Don’t identify people by their race or ethnic group if it isn’t relevant. Typically, we do not call out when someone is white or has Anglo-Saxon ancestry. Apply the same rule toward people from different racial and ethnic backgrounds.

Example:

InappropriateAppropriate
Marcus Smith, the black senator of California, cast his vote.Marcus Smith, the California Senator, cast his vote.
Sue Jones, an Asian professor of English, has been promoted to Dean.Sue Jones, a professor of English, has been promoted to Dean.
Martin’s, the Hispanic owned restaurant, wants to offer delivery services.Martin’s, the restaurant, wants to offer delivery services.

  1. Avoid terms that deem non-white cultures inferior.

Avoid using the term non-white. This term establishes the white culture as the standard for all other cultures. Additional terms to avoid include culturally disadvantaged and culturally deprived. They imply that the dominant culture is superior. Furthermore, they may imply that the other groups lack culture.

  1. Refer to individuals as ”members of a minority group.”

When referring to minority individuals, refer to them as “members of a minority group or specify the minority group (e.g. African American).

Example:

InappropriateAppropriate
Women and minorities are part of the application process.Women and members of minority groups are part of the application process.
Minorities often visit the museum.Members of the Asian and Latin communities visit the museum.

  1. Avoid stereotypes that people of a particular race are all the same.

Avoid words, images or situations that reinforce stereotypes implying all people of a particular race or ethnic group are similar.

ExampleThe Problem
It was no surprise that the Asian-American students achieved the highest score in the science contest.Assuming that it is relevant to point out this group excelled, the phrase “it was no surprise,” may reinforce the stereotype that all Asian-Americans have superior ability in science.

  1. Don’t make religious assumptions.

Be sensitive to religion when referring to various ethnic groups. Do not make assumptions that all members of a nationality follow the same religion. For example, not all Arabs are Muslims. The same holds true for other nationalities and ethnicities. 

describing people without race and ethnic bias - group of diverse students

Group of ethnically diverse teens as an example of including a diverse group of people in photos when creating marketing or other visual material.

They will embody various religious beliefs and practices. Avoid stereotyping a race, nationality, or ethnic group with a specific religion.

  1. Include a variety of ethnicities in graphics and photographs.

When using images, video, or graphics, make certain you have a variety of ethnicities represented. While this may not be the case for every situation, including a variety members from various ethnic groups will present a diverse representation of your illustration.

Final Thoughts

Communication — the words we speak — are mere symbols which we assign meaning to and accept that meaning as a collective group. It’s easy to tell someone to ignore any biased language directed at them. However, it is that same idea of defining words based on our own perceptions and emotions that make certain terms vulgar, sparking emotional reactions. In turn, the communicator bears the consequential burden of their message.

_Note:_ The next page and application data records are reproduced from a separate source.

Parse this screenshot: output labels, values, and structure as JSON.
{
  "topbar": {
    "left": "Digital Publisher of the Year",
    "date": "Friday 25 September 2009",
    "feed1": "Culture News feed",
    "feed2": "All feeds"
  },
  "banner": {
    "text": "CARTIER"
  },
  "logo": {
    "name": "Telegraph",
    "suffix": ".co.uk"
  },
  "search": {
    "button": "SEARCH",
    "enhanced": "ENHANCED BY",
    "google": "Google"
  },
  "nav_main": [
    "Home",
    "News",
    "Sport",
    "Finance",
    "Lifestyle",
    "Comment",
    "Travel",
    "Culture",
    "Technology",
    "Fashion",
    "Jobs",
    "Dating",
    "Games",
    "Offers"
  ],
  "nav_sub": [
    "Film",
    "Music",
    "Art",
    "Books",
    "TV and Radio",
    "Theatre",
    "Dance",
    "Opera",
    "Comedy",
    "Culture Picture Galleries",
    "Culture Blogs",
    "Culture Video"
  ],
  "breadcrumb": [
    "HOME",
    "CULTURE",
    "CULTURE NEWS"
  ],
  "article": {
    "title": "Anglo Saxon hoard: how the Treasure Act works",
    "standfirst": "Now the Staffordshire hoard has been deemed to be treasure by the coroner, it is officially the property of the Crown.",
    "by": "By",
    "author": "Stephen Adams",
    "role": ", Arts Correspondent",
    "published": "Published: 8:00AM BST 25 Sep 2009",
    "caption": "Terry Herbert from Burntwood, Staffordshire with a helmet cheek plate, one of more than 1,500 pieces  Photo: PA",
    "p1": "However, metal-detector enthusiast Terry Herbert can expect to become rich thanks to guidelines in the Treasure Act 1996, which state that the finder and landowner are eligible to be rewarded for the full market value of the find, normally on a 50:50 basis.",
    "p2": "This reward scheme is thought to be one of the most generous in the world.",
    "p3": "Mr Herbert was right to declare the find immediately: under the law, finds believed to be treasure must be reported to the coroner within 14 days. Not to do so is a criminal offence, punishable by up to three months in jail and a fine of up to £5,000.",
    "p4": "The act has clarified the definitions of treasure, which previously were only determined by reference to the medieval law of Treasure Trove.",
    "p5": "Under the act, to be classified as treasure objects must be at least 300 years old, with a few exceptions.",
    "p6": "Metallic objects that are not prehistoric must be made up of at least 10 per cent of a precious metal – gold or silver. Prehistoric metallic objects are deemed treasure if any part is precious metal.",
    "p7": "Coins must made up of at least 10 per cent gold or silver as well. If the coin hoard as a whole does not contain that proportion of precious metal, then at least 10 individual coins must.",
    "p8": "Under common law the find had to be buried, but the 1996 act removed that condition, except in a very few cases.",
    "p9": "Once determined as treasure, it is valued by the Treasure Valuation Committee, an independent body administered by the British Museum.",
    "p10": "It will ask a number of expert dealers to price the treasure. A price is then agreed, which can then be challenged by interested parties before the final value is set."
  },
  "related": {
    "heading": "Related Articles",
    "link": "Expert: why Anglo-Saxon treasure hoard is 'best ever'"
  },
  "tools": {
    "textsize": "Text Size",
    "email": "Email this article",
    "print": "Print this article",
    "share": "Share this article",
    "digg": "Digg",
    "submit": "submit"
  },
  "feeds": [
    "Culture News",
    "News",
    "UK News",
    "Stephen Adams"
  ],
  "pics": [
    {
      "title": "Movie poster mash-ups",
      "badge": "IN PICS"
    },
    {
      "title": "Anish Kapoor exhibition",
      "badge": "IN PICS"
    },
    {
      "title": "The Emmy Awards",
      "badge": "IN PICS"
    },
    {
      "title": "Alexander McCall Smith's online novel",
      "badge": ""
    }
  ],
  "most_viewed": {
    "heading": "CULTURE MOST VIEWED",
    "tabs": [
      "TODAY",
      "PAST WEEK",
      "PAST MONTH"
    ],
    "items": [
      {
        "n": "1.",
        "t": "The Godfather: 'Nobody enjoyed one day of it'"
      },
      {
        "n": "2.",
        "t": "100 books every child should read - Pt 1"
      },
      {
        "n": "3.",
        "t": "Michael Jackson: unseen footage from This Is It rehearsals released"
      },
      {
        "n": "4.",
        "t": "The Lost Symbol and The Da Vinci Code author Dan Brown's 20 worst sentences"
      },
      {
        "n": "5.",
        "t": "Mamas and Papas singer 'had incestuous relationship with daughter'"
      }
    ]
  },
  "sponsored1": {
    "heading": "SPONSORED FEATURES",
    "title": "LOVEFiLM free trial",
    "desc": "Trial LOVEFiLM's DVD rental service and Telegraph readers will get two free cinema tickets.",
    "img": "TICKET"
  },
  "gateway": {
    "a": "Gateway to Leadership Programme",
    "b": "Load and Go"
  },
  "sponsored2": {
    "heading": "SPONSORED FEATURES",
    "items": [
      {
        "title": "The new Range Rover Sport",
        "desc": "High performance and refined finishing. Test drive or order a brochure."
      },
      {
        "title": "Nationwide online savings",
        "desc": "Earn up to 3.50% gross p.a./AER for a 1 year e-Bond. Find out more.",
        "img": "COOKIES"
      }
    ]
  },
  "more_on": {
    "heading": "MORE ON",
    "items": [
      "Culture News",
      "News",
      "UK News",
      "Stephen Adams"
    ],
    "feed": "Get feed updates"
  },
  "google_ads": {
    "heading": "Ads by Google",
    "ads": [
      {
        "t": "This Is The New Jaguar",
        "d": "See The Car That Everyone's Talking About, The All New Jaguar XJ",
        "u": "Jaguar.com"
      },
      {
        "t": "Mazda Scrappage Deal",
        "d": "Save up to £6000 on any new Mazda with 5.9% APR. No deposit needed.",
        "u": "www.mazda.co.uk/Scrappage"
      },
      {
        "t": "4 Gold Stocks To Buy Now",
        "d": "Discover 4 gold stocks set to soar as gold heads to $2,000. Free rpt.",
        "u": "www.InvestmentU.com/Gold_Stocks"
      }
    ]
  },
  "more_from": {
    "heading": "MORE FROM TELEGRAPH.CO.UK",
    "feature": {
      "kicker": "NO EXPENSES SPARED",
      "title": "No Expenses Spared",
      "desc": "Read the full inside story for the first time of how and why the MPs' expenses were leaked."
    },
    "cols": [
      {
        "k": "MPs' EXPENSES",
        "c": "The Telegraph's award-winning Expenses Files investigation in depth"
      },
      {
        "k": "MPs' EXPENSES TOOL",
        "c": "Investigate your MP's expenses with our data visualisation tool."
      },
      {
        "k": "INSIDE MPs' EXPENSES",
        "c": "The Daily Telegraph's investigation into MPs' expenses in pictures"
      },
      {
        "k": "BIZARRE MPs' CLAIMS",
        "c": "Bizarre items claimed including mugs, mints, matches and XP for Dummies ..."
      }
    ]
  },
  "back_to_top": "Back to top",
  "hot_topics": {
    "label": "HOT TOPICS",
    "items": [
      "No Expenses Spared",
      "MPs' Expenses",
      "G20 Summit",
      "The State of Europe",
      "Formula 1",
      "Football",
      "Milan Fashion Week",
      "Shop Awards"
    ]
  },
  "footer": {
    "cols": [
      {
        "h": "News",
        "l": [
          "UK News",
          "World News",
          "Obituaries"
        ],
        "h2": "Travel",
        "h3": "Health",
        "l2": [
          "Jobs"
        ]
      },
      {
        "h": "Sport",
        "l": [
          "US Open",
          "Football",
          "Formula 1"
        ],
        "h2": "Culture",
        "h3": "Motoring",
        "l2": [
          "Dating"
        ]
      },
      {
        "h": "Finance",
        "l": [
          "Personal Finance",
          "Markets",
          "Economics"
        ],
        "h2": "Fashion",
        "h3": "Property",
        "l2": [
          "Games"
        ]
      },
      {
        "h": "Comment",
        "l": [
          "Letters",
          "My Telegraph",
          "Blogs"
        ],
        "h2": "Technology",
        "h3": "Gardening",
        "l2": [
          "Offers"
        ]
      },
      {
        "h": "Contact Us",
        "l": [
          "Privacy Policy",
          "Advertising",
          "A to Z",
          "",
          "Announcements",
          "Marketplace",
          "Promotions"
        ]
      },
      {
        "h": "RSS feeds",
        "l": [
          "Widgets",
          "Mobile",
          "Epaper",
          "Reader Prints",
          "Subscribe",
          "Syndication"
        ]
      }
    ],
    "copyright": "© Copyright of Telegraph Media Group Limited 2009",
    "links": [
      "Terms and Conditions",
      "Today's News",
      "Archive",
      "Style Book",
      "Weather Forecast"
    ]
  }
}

Because we perceive words based on our experiences, it is communications best practice to avoid using biased language when describing a person’s race or ethnicity. Avoiding biased terms avoids any potential misunderstanding by the receiver. It also avoids any potential repercussion for communications that occur within a business context.

Communication Activity: Race and Ethnic Biased Language Journal.

We often use biased language when describing people. For this communication activity, keep a journal for one week on how often you or someone else uses color words or other biased words from this article. Note the context in which the biased terms are used as well. After the week is over, determine whether or not the biased language regarding race or ethnicity added value to the conversation. If it does not add value, it may be inappropriate for business communication or the workplace.